Great Horned Owl
Bubo virginianus
Order: Strigiformes; Family: Strigidae

One of the biggest American owls, with a body length of 1.5 to 2.5 feet and a wingspan of up to five feet, the Great Horned Owl is widespread and common across the North American continent and into South America.

The large tufts of feathers on its head are widely spaced, resembling Batman's "ears", but have nothing to do with the owl's ears. Coloration varies among the subspecies within this owl's wide geographic range, but in the eastern US, it is mottled brown, grey and black, with a white patch on the throat above a light-colored and black-barred breast.

This species can be found in almost all habitats in North America, from the desert to the forest and from northern tundra to city parks.

It preys on a variety of animals, mostly mammals, including rabbits, squirrels, woodchucks, mice, cats and skunks, and large birds, such as crows, gulls, geese, chickens and other owls, as well as lizards, frogs, fish, large insects and even skunks.

The large yellow eyes are fixed and unmoving in their sockets, so the owl must turn its head within a range of three-fourths of a circle to see to the sides. The ear openings, which are near the eyes, are placed asymmetrically on its head, one slightly higher than the other, so that the owl has a very good ability to locate a sound's source.

Great Horned Owls who are paired are permanent residents in one area, but younger and unmated owls move to other areas in search of new territory, mates, or food. The pairs breed in the late fall and winter and nest early in the year, before most migratory birds return.

They use other birds' nests or lay their eggs in cavities in trees or on rock ledges. The young are raised and fed by the parents until they can begin catching prey themselves in the fall.

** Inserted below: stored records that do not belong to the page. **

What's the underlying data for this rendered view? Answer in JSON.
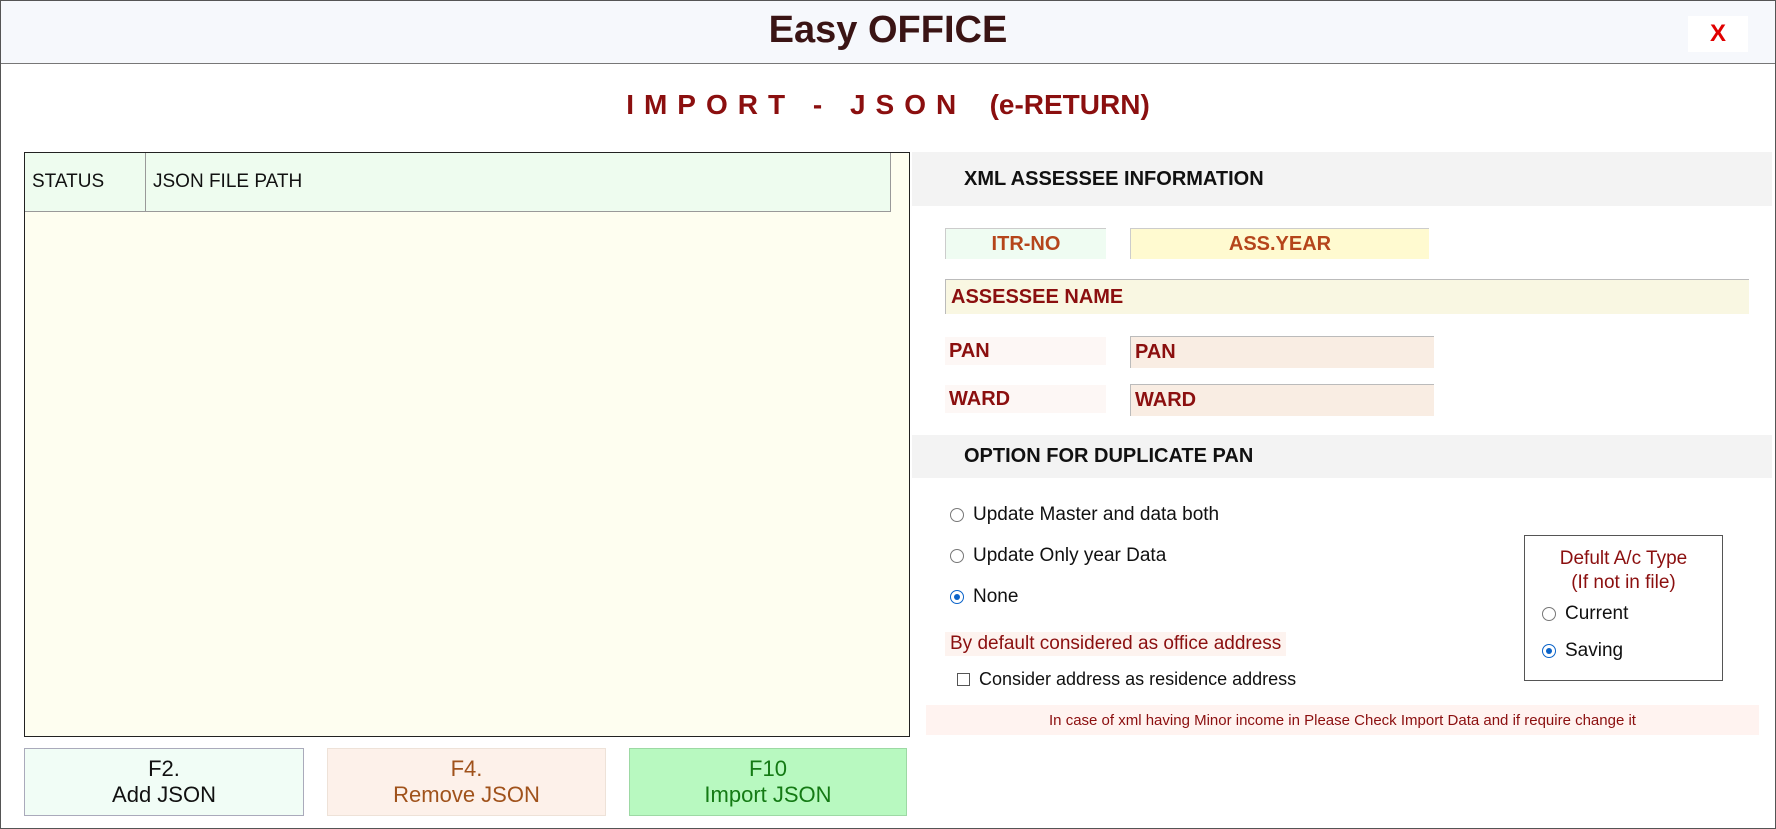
{
  "window": {
    "title": "Easy OFFICE",
    "close_label": "X"
  },
  "heading": {
    "main": "IMPORT - JSON",
    "sub": "(e-RETURN)"
  },
  "file_table": {
    "columns": [
      "STATUS",
      "JSON FILE PATH"
    ],
    "rows": []
  },
  "buttons": {
    "add": {
      "key": "F2.",
      "label": "Add JSON"
    },
    "remove": {
      "key": "F4.",
      "label": "Remove JSON"
    },
    "import": {
      "key": "F10",
      "label": "Import JSON"
    }
  },
  "assessee_info": {
    "section_title": "XML ASSESSEE INFORMATION",
    "itr_no": "ITR-NO",
    "ass_year": "ASS.YEAR",
    "assessee_name": "ASSESSEE NAME",
    "pan_label": "PAN",
    "pan_value": "PAN",
    "ward_label": "WARD",
    "ward_value": "WARD"
  },
  "duplicate_pan": {
    "section_title": "OPTION FOR DUPLICATE PAN",
    "options": [
      {
        "label": "Update Master and data both",
        "checked": false
      },
      {
        "label": "Update Only year Data",
        "checked": false
      },
      {
        "label": "None",
        "checked": true
      }
    ]
  },
  "address": {
    "note": "By default considered as office address",
    "checkbox_label": "Consider address as residence address",
    "checkbox_checked": false
  },
  "account_type": {
    "title_line1": "Defult A/c Type",
    "title_line2": "(If not in file)",
    "options": [
      {
        "label": "Current",
        "checked": false
      },
      {
        "label": "Saving",
        "checked": true
      }
    ]
  },
  "minor_note": "In case of xml having Minor income in Please Check Import Data and if require change it",
  "colors": {
    "accent_dark_red": "#8b0f0f",
    "radio_blue": "#0a63c9",
    "close_red": "#e00000",
    "import_green": "#b8f9c0"
  }
}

These owls make a number of different sounds, but the well-known "hoot" is most commonly heard during the mating season.

Photos © Tony Coomer, Suburban Backyard, Woodbridge, Virginia